The U.S. effort to get foreign forces out of Lebanon is running out of time, and unless Syria eases opposition to a withdrawal agreement by the end of July, the administration probably will be unable to prevent Israel from pulling forces back to new positions in southern Lebanon, according to informed sources.

The U.S. campaign to coax Syria toward greater flexibility is tied to that time frame by the scheduled visits here of Lebanese President Amin Gemayel on July 22 and Israeli Prime Minister Menachem Begin on July 27, they said.

Begin will arrive under increasing pressure at home to redeploy the about 20,000 Israeli troops in Lebanon so as to lessen the risk of casualties from terrorist ambushes. Despite Israeli denials that a pullback has been decided, the sources said that David Kimche, director general of the Israeli foreign ministry, began to lay the groundwork for such a move in talks here last week.

Kimche is understood to have said that Israel will give the administration more time to try to convince Syrian President Hafez Assad to cooperate with the Israeli-Lebanese peace accord worked out by Secretary of State George P. Shultz last month. Under the agreement, Israel will not pull its troops out of Lebanon unless there is simultaneous withdrawal by Syrian forces and Palestine Liberation Organization units in Lebanon under Syrian protection.

However, if President Reagan is unable to show some evidence of Syrian flexibility when he meets Begin, the sources believe that Israel will insist it can wait no longer. Although Kimche is known to have said that Israel will consult the United States and Lebanon before any military redeployment, both Washington and Beirut fear that a unilateral Israeli move would have serious consequences for efforts to end the Lebanon crisis.

The sources said that at a meeting with Shultz yesterday, Gemayel's national security adviser, Wadi Haddad, expressed concern that an Israeli retrenchment would stiffen Syria's resistance to a withdrawal. That, in turn, would raise the threat of a permanent partition of Lebanon, with the Israelis occupying a security buffer zone in the south and the Syrians and the PLO controlling the eastern part of the country. That would effectively scuttle the Lebanese-Israeli withdrawal accord and undermine the efforts of the Gemayel government to assert authority over the divided country.
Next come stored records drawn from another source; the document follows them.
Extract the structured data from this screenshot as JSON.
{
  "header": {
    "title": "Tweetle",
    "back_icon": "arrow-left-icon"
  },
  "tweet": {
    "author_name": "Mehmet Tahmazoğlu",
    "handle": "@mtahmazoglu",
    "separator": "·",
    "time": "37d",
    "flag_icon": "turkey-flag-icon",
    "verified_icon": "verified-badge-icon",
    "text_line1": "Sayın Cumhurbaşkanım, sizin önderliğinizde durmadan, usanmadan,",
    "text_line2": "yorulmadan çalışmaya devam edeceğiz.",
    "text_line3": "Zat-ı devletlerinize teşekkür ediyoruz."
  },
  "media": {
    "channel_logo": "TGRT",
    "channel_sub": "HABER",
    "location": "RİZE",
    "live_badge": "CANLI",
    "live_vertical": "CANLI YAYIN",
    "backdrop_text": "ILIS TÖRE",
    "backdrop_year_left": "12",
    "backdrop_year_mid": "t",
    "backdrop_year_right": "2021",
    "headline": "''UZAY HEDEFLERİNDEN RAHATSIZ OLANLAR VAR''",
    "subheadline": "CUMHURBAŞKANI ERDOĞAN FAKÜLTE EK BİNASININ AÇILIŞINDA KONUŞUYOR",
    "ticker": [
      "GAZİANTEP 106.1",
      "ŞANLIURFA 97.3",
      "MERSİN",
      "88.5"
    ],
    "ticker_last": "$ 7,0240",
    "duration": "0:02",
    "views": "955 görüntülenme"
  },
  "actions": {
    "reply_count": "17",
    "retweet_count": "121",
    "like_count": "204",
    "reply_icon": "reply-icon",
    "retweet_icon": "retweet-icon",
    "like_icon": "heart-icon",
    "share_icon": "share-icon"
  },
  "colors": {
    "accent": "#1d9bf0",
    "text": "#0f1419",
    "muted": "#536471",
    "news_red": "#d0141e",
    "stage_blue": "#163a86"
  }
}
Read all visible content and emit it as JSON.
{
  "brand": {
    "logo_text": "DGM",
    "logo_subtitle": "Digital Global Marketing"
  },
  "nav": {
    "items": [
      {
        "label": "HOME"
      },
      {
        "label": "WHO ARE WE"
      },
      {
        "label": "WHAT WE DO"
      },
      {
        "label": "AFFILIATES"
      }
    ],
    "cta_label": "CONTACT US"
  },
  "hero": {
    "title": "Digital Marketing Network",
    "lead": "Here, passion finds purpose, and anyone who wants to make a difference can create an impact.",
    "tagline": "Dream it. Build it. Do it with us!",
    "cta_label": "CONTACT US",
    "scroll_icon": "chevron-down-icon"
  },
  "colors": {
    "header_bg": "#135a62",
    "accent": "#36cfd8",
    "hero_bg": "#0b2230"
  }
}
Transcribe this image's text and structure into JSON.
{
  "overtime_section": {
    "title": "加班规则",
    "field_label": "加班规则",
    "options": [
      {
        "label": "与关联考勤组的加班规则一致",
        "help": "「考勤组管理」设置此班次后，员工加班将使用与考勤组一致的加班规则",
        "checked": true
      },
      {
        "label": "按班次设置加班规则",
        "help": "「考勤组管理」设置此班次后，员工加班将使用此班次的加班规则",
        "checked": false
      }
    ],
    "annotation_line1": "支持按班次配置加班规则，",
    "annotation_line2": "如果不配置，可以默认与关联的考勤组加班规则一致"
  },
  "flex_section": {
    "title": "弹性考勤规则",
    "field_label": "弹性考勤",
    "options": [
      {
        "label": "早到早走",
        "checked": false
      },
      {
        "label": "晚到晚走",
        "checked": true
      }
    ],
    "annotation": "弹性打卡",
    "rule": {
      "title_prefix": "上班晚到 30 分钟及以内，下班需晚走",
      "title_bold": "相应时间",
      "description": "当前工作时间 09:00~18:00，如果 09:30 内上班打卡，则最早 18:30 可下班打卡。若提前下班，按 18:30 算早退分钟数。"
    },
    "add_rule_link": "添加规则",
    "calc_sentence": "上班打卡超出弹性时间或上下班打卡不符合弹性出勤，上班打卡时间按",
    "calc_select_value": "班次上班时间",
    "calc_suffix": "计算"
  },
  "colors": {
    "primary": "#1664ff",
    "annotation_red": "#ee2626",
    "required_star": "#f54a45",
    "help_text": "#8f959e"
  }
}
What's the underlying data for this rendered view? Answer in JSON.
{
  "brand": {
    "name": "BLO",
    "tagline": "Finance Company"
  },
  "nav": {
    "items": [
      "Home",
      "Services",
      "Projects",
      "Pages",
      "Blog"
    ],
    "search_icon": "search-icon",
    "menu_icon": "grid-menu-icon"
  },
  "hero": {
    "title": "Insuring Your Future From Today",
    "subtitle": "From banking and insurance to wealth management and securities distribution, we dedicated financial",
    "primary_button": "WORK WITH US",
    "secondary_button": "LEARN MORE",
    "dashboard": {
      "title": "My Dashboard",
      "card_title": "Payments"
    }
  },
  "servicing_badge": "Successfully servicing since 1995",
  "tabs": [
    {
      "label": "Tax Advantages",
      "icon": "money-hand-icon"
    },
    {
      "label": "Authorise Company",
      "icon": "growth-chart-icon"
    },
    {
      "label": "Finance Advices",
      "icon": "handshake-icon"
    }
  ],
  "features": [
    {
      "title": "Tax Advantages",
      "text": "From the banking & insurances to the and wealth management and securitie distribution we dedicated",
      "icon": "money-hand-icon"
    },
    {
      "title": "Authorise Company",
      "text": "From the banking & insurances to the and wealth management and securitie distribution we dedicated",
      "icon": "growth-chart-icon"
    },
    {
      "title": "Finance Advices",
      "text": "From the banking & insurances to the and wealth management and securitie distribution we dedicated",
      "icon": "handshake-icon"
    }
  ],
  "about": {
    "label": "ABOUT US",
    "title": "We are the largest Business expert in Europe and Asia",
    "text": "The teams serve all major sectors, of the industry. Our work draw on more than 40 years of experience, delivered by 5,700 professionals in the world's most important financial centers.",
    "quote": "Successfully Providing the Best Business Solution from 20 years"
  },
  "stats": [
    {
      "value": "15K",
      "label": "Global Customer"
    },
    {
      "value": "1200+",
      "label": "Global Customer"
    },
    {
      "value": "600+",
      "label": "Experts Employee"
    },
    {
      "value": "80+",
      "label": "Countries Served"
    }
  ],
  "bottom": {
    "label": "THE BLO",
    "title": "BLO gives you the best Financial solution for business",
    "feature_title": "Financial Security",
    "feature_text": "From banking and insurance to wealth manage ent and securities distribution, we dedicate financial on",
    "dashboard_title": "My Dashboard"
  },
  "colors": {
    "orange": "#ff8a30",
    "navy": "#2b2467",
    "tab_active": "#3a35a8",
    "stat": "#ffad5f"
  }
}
An Israeli pullback also would leave a void of authority in central Lebanon that could lead to a new outbreak of unchecked civil war between feuding Moslem and Christian factions.

But, while the administration shares these concerns, U.S. officials say there is little they can do to put pressure on Syria in the coming month. In fact, the officials concede, the United States still does not have a clear idea of whether Syria is unalterably opposed to a withdrawal agreement or is stalling in hopes of getting more leverage for concessions from Lebanon and Israel.

There has been increasing speculation that Shultz, who leaves this week for Asia, will stop in Damascus en route home in early July to meet with Assad. Some White House officials are understood to believe that efforts to arrange such a trip should be given top priority, even if the results are only symbolic.

However, State Department officials, while not ruling out the possibility, say that Shultz opposes the idea unless there are clear indications in advance that he could accomplish something concrete. And, these officials stress, the Syrians have given no sign they would be willing to deal with Shultz.

The other principal U.S. option is to try to induce Saudi Arabia, which gives Syria substantial financial support, to make a strong new effort to intervene with Assad. Haddad is understood to have urged that course in talks with Shultz yesterday.

However, in an interview here yesterday, Prince Talal, a brother of Saudi King Fahd, said his country already is working quietly behind the scenes and is doing "the maximum that is possible" to convince the Syrians to be reasonable.

Talal holds no official position in the Saudi government, and it was not clear to what degree he was speaking for the royal family. But the thrust of his message was that the United States must take the lead by establishing a "dialogue" with Syria and that Shultz should go to Damascus because he is the only U.S. official other than Reagan with sufficient stature to deal with Assad.